Set down a precise copy of the whole listing.

PROVIDED INFORMATION
-- Opening Marker --
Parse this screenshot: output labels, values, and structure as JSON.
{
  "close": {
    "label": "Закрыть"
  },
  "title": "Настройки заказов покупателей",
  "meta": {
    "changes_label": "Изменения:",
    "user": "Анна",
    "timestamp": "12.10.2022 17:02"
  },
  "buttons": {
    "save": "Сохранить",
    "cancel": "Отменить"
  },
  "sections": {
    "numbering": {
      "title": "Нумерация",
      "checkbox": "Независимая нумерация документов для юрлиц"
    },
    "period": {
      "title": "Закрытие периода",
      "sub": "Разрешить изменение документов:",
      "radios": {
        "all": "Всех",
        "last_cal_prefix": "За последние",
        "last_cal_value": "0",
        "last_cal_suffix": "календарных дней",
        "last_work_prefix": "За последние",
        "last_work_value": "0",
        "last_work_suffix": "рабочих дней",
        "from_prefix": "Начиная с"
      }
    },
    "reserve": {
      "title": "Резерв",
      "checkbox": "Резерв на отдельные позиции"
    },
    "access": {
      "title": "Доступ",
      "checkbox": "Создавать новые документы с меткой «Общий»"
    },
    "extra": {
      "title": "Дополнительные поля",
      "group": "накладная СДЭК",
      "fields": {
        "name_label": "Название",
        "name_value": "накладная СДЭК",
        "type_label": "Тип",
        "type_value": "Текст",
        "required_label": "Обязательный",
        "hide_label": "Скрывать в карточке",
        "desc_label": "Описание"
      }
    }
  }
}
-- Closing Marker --
RESPONSE TO THE TASK
Parse this screenshot: output labels, values, and structure as JSON.
{
  "close": {
    "label": "Закрыть"
  },
  "title": "Настройки заказов покупателей",
  "meta": {
    "changes_label": "Изменения:",
    "user": "Анна",
    "timestamp": "12.10.2022 17:02"
  },
  "buttons": {
    "save": "Сохранить",
    "cancel": "Отменить"
  },
  "sections": {
    "numbering": {
      "title": "Нумерация",
      "checkbox": "Независимая нумерация документов для юрлиц"
    },
    "period": {
      "title": "Закрытие периода",
      "sub": "Разрешить изменение документов:",
      "radios": {
        "all": "Всех",
        "last_cal_prefix": "За последние",
        "last_cal_value": "0",
        "last_cal_suffix": "календарных дней",
        "last_work_prefix": "За последние",
        "last_work_value": "0",
        "last_work_suffix": "рабочих дней",
        "from_prefix": "Начиная с"
      }
    },
    "reserve": {
      "title": "Резерв",
      "checkbox": "Резерв на отдельные позиции"
    },
    "access": {
      "title": "Доступ",
      "checkbox": "Создавать новые документы с меткой «Общий»"
    },
    "extra": {
      "title": "Дополнительные поля",
      "group": "накладная СДЭК",
      "fields": {
        "name_label": "Название",
        "name_value": "накладная СДЭК",
        "type_label": "Тип",
        "type_value": "Текст",
        "required_label": "Обязательный",
        "hide_label": "Скрывать в карточке",
        "desc_label": "Описание"
      }
    }
  }
}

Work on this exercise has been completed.